On a professional level, a recent one would be the creation and implementation of our global travel risk program, which was a combined effort between security, travel and risk functions.

We have a huge team of service personnel around the world, traveling to customer sites to do maintenance and repair. We needed a way to track, monitor and communicate with them. We may need to make security arrangements or vet their lodging in some circumstances.

R&I: What do your friends and family think you do?

My 12-year-old son thought my job responsibilities could be summed up as a “professional worrier.” And that’s not too far off.

R&I: What about this work do you find the most fulfilling or rewarding?

Varian’s mission is to focus energy on saving lives. Proper administration of the risk function puts the company in a better position to financially support research that improves products and capabilities, helps to educate health care providers and support cancer care in general. It means more lives saved from a terrible disease.
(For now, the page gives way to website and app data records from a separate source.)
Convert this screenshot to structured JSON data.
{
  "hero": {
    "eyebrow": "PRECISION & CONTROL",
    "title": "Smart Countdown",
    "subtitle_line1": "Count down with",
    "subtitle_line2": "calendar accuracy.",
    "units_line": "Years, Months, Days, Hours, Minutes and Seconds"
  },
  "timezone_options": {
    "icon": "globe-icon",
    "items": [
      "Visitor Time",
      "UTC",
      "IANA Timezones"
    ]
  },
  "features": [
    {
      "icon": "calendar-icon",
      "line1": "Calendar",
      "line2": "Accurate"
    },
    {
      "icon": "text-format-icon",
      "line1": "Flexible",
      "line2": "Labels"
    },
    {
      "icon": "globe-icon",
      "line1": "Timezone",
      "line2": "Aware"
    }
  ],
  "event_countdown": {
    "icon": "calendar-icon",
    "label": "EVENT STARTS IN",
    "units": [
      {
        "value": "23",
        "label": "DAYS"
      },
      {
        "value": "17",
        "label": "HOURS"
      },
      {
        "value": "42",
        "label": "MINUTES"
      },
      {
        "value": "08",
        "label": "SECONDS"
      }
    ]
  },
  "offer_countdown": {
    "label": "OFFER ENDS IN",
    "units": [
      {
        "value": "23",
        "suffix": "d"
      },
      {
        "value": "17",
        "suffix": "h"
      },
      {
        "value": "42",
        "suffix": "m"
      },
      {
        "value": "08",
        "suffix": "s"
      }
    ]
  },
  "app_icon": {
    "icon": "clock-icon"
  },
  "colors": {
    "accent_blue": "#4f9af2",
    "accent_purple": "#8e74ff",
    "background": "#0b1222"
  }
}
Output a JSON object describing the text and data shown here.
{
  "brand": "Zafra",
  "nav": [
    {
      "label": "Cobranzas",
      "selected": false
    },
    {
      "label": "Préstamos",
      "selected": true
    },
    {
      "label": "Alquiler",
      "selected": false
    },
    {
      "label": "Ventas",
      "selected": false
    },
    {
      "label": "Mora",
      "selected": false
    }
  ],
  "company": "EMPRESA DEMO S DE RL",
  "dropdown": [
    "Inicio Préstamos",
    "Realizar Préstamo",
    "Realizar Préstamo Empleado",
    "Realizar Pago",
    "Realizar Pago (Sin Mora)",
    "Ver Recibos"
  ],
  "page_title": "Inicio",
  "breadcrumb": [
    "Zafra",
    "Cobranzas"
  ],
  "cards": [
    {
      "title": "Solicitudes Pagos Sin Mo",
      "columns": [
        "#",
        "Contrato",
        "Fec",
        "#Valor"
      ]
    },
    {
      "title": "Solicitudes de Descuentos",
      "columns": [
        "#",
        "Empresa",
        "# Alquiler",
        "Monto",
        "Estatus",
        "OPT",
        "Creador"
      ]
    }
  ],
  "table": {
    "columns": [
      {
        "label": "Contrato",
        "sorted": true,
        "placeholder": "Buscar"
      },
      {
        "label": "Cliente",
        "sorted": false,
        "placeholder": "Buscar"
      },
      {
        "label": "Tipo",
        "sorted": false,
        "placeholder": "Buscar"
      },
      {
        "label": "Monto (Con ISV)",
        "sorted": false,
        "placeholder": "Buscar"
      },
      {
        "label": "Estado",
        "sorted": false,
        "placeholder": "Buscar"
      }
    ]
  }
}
I’m proud to contribute toward that.

When you meet someone whose cancer has been successfully treated with one of our products, it’s a powerful reward.




Katie Siegel is an associate editor at Risk & Insurance®. She can be reached at [email protected]